Human geography is the study of multifaceted and dynamic relationships between people and places. Complex interactions and interdependencies of societies provide a basis for the study of humans in various landscapes. This course offers understandings of how people's lives are influenced by the places that surround them and how they, in turn, create and change those places. Fundamental geographic concepts will help make sense of our globalizing world and its implications for our everyday lives. We will explore a range of geographic topics, as well as some concepts and methods used in geographic study. This course is a lecture and discussion course designed to provide students with concepts and ideas that are foundational to the study of the geography of human systems. The course features cartographic and social science concepts to support students in their geographic knowledge and analysis of seven broad themes: spatial perspectives; population and migration; cultural patterns and processes; political organization of space; agriculture, food production, and rural land use; cities and urban land use; industrialization and economic development.
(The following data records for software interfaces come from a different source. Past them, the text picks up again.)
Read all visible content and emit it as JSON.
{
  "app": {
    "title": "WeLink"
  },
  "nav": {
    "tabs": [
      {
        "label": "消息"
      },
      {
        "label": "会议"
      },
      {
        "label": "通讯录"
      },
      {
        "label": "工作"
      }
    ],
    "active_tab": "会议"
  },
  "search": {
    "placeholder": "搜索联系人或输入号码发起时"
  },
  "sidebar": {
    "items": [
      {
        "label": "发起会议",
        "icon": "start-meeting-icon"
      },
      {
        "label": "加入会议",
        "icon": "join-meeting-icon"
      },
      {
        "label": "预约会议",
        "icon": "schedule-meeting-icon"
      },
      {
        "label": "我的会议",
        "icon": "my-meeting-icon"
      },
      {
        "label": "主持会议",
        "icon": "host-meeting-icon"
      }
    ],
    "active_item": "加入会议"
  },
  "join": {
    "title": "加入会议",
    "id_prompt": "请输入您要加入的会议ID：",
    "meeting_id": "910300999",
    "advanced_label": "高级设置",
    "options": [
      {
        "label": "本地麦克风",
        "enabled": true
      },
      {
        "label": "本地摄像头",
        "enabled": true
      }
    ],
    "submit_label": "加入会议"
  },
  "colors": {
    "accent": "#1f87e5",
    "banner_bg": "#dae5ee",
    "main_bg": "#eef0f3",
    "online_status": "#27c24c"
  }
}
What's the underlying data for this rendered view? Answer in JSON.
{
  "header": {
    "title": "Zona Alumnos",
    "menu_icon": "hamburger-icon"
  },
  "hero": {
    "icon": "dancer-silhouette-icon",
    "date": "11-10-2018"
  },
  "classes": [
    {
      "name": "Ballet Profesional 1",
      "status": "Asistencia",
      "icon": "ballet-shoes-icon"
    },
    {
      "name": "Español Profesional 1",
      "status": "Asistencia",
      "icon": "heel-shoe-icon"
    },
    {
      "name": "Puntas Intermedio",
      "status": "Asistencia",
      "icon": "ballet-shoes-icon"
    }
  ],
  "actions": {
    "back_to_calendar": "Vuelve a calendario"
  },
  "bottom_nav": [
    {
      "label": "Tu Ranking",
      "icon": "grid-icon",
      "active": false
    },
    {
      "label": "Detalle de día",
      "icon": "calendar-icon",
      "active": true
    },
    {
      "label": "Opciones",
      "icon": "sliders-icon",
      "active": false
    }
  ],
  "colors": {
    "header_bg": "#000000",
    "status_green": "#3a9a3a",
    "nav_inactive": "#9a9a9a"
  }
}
No prerequisites are required.
Students entering 2012 and after: satisfies Social-Scientific Thought distribution requirement.
Students entering before 2012: satisfies Social Science distribution requirement.
Satisfies depth or breadth course requirement in Social Sciences Track of the Environmental Studies major or interdisciplinary minor.
Satisfies a major requirement in Sociology.